╭─ DATA SHOWN

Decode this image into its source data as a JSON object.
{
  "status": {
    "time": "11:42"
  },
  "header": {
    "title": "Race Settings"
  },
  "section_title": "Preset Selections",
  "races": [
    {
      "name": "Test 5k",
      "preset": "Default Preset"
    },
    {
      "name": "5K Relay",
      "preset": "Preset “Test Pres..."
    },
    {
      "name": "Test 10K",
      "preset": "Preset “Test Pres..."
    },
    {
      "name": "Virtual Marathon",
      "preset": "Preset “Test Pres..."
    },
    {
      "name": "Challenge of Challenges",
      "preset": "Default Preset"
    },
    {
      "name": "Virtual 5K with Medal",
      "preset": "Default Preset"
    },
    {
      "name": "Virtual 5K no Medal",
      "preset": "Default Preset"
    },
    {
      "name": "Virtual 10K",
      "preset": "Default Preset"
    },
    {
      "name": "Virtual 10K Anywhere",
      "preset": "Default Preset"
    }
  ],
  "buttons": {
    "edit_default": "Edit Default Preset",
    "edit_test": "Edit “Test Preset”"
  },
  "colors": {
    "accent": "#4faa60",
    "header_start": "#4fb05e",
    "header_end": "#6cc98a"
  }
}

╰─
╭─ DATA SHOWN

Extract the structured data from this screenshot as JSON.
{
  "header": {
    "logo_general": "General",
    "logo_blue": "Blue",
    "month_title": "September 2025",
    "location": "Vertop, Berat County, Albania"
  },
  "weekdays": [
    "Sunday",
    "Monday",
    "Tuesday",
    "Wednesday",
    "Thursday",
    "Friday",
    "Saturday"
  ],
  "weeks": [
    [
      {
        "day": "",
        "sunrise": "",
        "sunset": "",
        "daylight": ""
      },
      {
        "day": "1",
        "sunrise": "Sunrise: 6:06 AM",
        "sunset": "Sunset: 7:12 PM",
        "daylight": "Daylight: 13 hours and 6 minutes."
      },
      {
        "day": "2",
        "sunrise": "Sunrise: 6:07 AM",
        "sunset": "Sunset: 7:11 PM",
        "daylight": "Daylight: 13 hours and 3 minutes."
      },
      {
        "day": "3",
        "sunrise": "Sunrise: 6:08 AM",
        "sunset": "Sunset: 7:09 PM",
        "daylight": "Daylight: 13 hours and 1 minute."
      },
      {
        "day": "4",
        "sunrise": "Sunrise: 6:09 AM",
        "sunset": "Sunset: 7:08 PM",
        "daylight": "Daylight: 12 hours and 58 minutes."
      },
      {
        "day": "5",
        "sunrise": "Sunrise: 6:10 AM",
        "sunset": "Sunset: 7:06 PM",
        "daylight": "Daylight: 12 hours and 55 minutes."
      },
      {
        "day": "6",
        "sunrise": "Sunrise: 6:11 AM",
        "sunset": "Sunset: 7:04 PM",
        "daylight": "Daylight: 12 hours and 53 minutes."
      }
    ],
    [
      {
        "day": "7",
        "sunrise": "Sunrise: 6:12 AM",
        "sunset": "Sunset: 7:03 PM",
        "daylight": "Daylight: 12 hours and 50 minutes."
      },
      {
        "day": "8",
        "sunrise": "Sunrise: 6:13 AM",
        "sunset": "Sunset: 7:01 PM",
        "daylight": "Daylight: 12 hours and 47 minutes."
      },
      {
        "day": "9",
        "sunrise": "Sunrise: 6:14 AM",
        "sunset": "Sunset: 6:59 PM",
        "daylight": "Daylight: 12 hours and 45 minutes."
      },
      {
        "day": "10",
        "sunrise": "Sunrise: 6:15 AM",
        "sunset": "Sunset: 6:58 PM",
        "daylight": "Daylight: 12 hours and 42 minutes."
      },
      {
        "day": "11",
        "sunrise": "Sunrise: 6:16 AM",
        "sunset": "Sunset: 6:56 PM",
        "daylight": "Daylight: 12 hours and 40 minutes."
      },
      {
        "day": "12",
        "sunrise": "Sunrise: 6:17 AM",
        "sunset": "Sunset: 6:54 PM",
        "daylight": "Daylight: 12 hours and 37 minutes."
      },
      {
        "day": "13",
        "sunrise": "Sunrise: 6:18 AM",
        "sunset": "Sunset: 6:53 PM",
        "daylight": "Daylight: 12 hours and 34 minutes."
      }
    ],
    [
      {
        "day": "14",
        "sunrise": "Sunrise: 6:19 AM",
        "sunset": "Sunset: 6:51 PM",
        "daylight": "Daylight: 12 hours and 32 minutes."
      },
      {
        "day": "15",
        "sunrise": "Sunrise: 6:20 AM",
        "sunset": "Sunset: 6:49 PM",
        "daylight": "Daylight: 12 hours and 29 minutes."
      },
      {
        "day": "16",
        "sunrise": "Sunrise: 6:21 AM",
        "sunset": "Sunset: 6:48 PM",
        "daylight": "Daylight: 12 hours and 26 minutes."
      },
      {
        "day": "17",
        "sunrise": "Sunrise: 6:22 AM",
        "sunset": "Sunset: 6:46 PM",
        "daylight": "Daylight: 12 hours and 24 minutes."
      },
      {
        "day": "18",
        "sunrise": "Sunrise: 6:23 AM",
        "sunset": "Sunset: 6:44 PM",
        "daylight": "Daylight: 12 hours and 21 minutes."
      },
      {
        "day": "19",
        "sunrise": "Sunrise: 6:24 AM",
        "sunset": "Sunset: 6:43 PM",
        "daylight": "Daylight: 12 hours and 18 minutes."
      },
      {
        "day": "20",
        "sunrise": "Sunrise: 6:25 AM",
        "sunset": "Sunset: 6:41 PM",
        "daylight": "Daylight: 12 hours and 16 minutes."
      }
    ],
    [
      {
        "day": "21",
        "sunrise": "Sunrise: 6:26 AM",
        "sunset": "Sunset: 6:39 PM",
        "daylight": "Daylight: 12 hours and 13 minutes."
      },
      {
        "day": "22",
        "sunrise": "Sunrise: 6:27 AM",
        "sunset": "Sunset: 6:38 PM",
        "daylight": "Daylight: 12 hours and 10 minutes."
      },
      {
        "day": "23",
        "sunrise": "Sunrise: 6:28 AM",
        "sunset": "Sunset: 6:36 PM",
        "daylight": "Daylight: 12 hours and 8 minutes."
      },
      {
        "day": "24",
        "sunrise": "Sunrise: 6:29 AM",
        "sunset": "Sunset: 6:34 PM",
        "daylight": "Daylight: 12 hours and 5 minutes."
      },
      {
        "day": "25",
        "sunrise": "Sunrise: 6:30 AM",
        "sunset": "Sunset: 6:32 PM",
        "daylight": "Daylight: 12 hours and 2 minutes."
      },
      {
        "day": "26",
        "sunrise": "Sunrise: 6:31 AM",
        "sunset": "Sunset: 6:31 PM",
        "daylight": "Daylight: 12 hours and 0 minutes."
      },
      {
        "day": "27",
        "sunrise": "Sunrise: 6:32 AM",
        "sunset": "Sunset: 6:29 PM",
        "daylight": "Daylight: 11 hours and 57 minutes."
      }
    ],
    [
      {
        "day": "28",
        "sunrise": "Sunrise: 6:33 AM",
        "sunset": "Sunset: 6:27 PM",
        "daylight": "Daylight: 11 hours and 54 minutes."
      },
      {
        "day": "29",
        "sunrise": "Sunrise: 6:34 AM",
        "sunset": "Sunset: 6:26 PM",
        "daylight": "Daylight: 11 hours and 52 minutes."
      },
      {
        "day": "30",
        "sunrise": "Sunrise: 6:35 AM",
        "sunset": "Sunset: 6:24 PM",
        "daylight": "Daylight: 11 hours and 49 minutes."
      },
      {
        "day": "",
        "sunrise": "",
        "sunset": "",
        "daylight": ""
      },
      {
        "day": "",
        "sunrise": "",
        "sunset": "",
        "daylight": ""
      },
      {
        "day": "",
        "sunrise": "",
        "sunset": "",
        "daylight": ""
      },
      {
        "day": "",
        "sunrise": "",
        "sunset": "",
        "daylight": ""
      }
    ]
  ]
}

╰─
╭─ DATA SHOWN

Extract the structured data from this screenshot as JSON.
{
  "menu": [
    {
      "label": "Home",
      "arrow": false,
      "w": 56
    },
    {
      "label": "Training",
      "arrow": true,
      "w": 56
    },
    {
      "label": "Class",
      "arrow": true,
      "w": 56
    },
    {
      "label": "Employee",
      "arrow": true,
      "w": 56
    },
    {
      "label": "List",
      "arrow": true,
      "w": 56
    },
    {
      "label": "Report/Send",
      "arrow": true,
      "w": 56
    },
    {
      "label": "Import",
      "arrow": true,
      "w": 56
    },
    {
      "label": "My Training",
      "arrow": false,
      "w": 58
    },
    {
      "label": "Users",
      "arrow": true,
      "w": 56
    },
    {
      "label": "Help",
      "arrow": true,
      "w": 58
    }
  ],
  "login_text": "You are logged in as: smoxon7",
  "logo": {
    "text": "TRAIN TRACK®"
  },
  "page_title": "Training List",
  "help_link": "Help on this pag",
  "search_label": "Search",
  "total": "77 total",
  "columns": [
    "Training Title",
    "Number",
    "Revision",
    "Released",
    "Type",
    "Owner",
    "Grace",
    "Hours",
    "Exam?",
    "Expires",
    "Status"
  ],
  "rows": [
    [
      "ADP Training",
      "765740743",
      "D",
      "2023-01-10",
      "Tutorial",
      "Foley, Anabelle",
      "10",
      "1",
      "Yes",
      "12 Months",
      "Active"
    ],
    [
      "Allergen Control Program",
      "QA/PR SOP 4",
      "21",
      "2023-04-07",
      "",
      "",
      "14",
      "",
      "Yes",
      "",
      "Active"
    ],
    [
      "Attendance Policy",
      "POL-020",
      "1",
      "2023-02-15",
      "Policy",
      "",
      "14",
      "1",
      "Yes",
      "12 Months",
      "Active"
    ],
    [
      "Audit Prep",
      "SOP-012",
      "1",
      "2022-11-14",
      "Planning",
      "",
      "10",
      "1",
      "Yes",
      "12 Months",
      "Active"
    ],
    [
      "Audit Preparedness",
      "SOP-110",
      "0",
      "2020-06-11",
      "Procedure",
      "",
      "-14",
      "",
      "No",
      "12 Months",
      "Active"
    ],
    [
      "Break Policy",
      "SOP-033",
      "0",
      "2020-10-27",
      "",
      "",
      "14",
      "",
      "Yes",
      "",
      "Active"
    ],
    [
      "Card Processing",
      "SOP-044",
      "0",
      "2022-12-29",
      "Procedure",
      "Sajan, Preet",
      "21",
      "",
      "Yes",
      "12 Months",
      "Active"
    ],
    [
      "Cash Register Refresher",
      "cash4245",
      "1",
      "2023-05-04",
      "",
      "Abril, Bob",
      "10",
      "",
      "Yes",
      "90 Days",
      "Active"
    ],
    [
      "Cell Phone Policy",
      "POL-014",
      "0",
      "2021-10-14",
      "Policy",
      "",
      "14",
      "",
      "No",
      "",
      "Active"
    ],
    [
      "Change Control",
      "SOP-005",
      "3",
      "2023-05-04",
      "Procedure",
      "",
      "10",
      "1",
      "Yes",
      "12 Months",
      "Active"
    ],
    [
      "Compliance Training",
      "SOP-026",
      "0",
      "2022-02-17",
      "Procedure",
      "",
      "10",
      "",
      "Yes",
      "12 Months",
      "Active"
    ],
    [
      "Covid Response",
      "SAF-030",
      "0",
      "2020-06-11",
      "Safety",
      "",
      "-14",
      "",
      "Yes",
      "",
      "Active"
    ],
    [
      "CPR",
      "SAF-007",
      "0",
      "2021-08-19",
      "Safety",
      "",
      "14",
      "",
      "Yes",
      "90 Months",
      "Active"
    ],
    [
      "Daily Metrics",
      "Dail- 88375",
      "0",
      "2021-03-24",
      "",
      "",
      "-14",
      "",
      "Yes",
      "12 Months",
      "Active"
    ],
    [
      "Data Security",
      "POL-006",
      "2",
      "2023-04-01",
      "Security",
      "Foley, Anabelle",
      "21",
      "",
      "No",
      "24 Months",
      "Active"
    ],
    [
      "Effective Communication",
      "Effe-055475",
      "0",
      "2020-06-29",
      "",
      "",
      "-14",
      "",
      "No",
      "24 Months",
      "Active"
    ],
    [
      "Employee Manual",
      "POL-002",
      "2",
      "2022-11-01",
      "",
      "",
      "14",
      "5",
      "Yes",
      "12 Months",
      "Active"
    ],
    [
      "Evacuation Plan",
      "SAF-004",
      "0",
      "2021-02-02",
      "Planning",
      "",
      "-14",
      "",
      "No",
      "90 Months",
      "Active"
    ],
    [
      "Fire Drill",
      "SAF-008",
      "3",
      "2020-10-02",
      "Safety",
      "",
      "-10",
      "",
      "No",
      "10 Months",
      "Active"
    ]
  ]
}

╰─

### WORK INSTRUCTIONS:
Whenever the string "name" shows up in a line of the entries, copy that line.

### SOLUTION TO THE PROBLEM:
      "name": "Test 5k",
      "name": "5K Relay",
      "name": "Test 10K",
      "name": "Virtual Marathon",
      "name": "Challenge of Challenges",
      "name": "Virtual 5K with Medal",
      "name": "Virtual 5K no Medal",
      "name": "Virtual 10K",
      "name": "Virtual 10K Anywhere",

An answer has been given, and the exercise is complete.